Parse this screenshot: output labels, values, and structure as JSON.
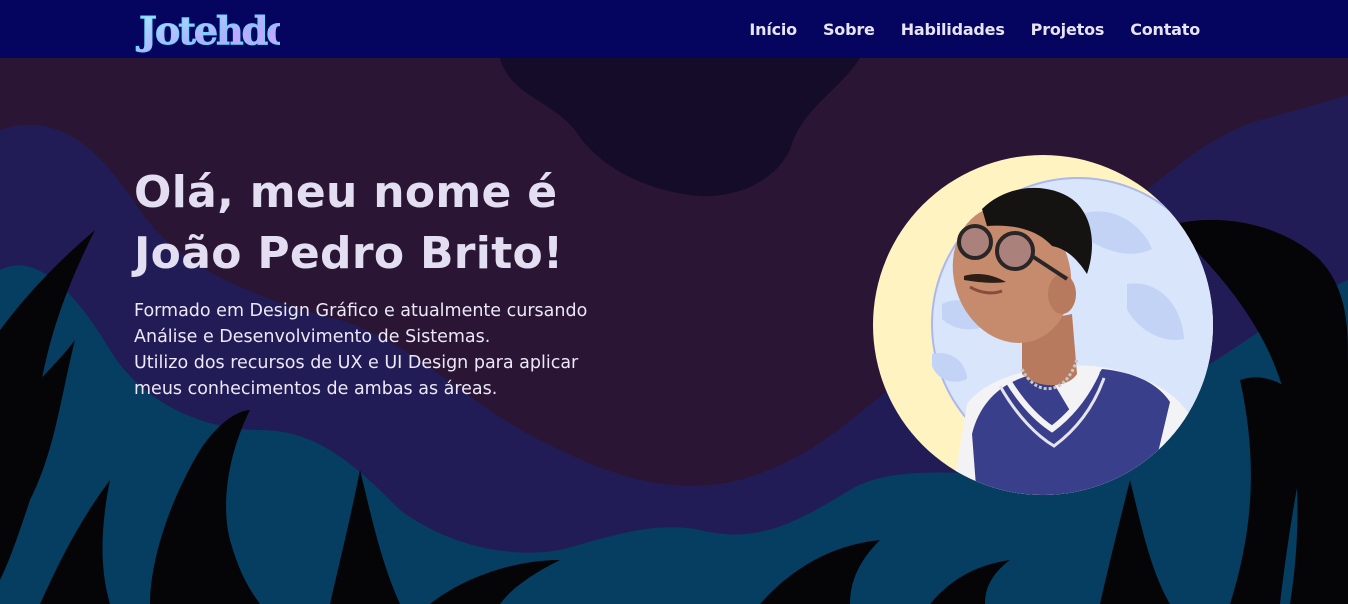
{
  "navbar": {
    "logo_text": "Jotehdo",
    "links": [
      "Início",
      "Sobre",
      "Habilidades",
      "Projetos",
      "Contato"
    ]
  },
  "hero": {
    "title_lines": [
      "Olá, meu nome é",
      "João Pedro Brito!"
    ],
    "description_lines": [
      "Formado em Design Gráfico e atualmente cursando",
      "Análise e Desenvolvimento de Sistemas.",
      "Utilizo dos recursos de UX e UI Design para aplicar",
      "meus conhecimentos de ambas as áreas."
    ]
  },
  "colors": {
    "navbar": "#05045e",
    "background_purple": "#2a1535",
    "background_indigo": "#221c56",
    "background_teal": "#063e62",
    "spikes": "#050508",
    "portrait_ring": "#fff3c2",
    "portrait_moon": "#d9e5fb",
    "text": "#e3def1"
  }
}
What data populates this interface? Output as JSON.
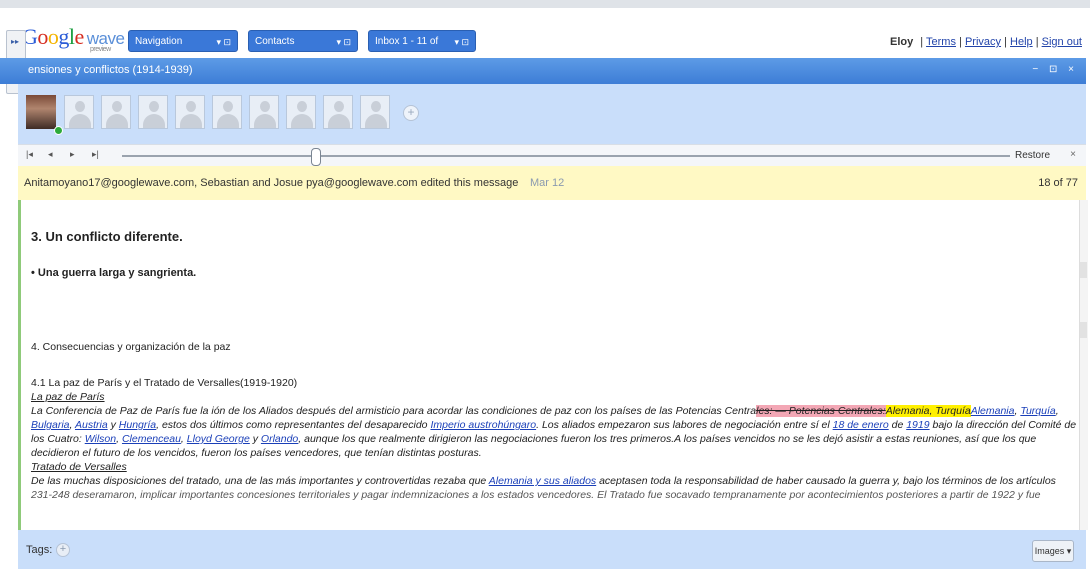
{
  "header": {
    "logo_text": "Google wave",
    "logo_sub": "preview",
    "nav_buttons": [
      {
        "label": "Navigation",
        "ctl": "▾ ⊡"
      },
      {
        "label": "Contacts",
        "ctl": "▾ ⊡"
      },
      {
        "label": "Inbox 1 - 11 of",
        "ctl": "▾ ⊡"
      }
    ],
    "user": "Eloy",
    "links": [
      "Terms",
      "Privacy",
      "Help",
      "Sign out"
    ]
  },
  "wave": {
    "title": "ensiones y conflictos (1914-1939)",
    "window_controls": "− ⊡ ×",
    "participants_count": 10,
    "add_participant": "+",
    "playback": {
      "buttons": [
        "|◂",
        "◂",
        "▸",
        "▸|"
      ],
      "restore_label": "Restore",
      "close_label": "×",
      "position": 0.21
    },
    "edit_info": {
      "editors": "Anitamoyano17@googlewave.com, Sebastian and Josue pya@googlewave.com edited this message",
      "date": "Mar 12",
      "count": "18 of 77"
    }
  },
  "doc": {
    "heading": "3. Un conflicto diferente.",
    "bullet": "• Una guerra larga y sangrienta.",
    "section4": "4. Consecuencias y organización de la paz",
    "section41": "4.1 La paz de París y el Tratado de Versalles(1919-1920)",
    "sub1": "La paz de París",
    "p1a": "La Conferencia de Paz de París fue la ión de los  Aliados después del armisticio para acordar las condiciones de paz con los países de las Potencias Centra",
    "p1_strike": "les:  —  Potencias Centrales:",
    "p1_yellow": "Alemania,  Turquía",
    "p1_link1": "Alemania",
    "p1_link2": "Turquía",
    "p2_link1": "Bulgaria",
    "p2_link2": "Austria",
    "p2_link3": "Hungría",
    "p2_mid": ", estos dos últimos como representantes del desaparecido ",
    "p2_link4": "Imperio austrohúngaro",
    "p2_mid2": ". Los aliados empezaron sus labores de negociación entre sí el ",
    "p2_link5": "18 de enero",
    "p2_link6": "1919",
    "p2_end": " bajo la dirección del Comité de",
    "p3_start": "los Cuatro: ",
    "p3_link1": "Wilson",
    "p3_link2": "Clemenceau",
    "p3_link3": "Lloyd George",
    "p3_link4": "Orlando",
    "p3_end": ", aunque los que realmente dirigieron las negociaciones fueron los tres primeros.A los países vencidos no se les dejó asistir a estas reuniones, así que los que",
    "p4": "decidieron el futuro de los vencidos, fueron los países vencedores, que tenían distintas posturas.",
    "sub2": "Tratado de Versalles",
    "p5a": "De las muchas disposiciones del tratado, una de las más importantes y controvertidas rezaba que ",
    "p5_link": "Alemania y sus aliados",
    "p5b": " aceptasen toda la responsabilidad de haber causado la guerra y, bajo los términos de los artículos",
    "p6": "231-248 deseramaron, implicar importantes concesiones territoriales y pagar indemnizaciones a los estados vencedores. El Tratado fue socavado tempranamente por acontecimientos posteriores a partir de 1922 y fue"
  },
  "footer": {
    "tags_label": "Tags:",
    "tags_add": "+",
    "images_label": "Images ▾"
  }
}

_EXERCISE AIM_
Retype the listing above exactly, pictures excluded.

_EXPECTED OUTPUT_
Parse this screenshot: output labels, values, and structure as JSON.
{
  "navbar": {
    "logo_text": "Jotehdo",
    "links": [
      "Início",
      "Sobre",
      "Habilidades",
      "Projetos",
      "Contato"
    ]
  },
  "hero": {
    "title_lines": [
      "Olá, meu nome é",
      "João Pedro Brito!"
    ],
    "description_lines": [
      "Formado em Design Gráfico e atualmente cursando",
      "Análise e Desenvolvimento de Sistemas.",
      "Utilizo dos recursos de UX e UI Design para aplicar",
      "meus conhecimentos de ambas as áreas."
    ]
  },
  "colors": {
    "navbar": "#05045e",
    "background_purple": "#2a1535",
    "background_indigo": "#221c56",
    "background_teal": "#063e62",
    "spikes": "#050508",
    "portrait_ring": "#fff3c2",
    "portrait_moon": "#d9e5fb",
    "text": "#e3def1"
  }
}
What data populates this interface? Output as JSON.
{
  "header": {
    "logo_text": "Google wave",
    "logo_sub": "preview",
    "nav_buttons": [
      {
        "label": "Navigation",
        "ctl": "▾ ⊡"
      },
      {
        "label": "Contacts",
        "ctl": "▾ ⊡"
      },
      {
        "label": "Inbox 1 - 11 of",
        "ctl": "▾ ⊡"
      }
    ],
    "user": "Eloy",
    "links": [
      "Terms",
      "Privacy",
      "Help",
      "Sign out"
    ]
  },
  "wave": {
    "title": "ensiones y conflictos (1914-1939)",
    "window_controls": "− ⊡ ×",
    "participants_count": 10,
    "add_participant": "+",
    "playback": {
      "buttons": [
        "|◂",
        "◂",
        "▸",
        "▸|"
      ],
      "restore_label": "Restore",
      "close_label": "×",
      "position": 0.21
    },
    "edit_info": {
      "editors": "Anitamoyano17@googlewave.com, Sebastian and Josue pya@googlewave.com edited this message",
      "date": "Mar 12",
      "count": "18 of 77"
    }
  },
  "doc": {
    "heading": "3. Un conflicto diferente.",
    "bullet": "• Una guerra larga y sangrienta.",
    "section4": "4. Consecuencias y organización de la paz",
    "section41": "4.1 La paz de París y el Tratado de Versalles(1919-1920)",
    "sub1": "La paz de París",
    "p1a": "La Conferencia de Paz de París fue la ión de los  Aliados después del armisticio para acordar las condiciones de paz con los países de las Potencias Centra",
    "p1_strike": "les:  —  Potencias Centrales:",
    "p1_yellow": "Alemania,  Turquía",
    "p1_link1": "Alemania",
    "p1_link2": "Turquía",
    "p2_link1": "Bulgaria",
    "p2_link2": "Austria",
    "p2_link3": "Hungría",
    "p2_mid": ", estos dos últimos como representantes del desaparecido ",
    "p2_link4": "Imperio austrohúngaro",
    "p2_mid2": ". Los aliados empezaron sus labores de negociación entre sí el ",
    "p2_link5": "18 de enero",
    "p2_link6": "1919",
    "p2_end": " bajo la dirección del Comité de",
    "p3_start": "los Cuatro: ",
    "p3_link1": "Wilson",
    "p3_link2": "Clemenceau",
    "p3_link3": "Lloyd George",
    "p3_link4": "Orlando",
    "p3_end": ", aunque los que realmente dirigieron las negociaciones fueron los tres primeros.A los países vencidos no se les dejó asistir a estas reuniones, así que los que",
    "p4": "decidieron el futuro de los vencidos, fueron los países vencedores, que tenían distintas posturas.",
    "sub2": "Tratado de Versalles",
    "p5a": "De las muchas disposiciones del tratado, una de las más importantes y controvertidas rezaba que ",
    "p5_link": "Alemania y sus aliados",
    "p5b": " aceptasen toda la responsabilidad de haber causado la guerra y, bajo los términos de los artículos",
    "p6": "231-248 deseramaron, implicar importantes concesiones territoriales y pagar indemnizaciones a los estados vencedores. El Tratado fue socavado tempranamente por acontecimientos posteriores a partir de 1922 y fue"
  },
  "footer": {
    "tags_label": "Tags:",
    "tags_add": "+",
    "images_label": "Images ▾"
  }
}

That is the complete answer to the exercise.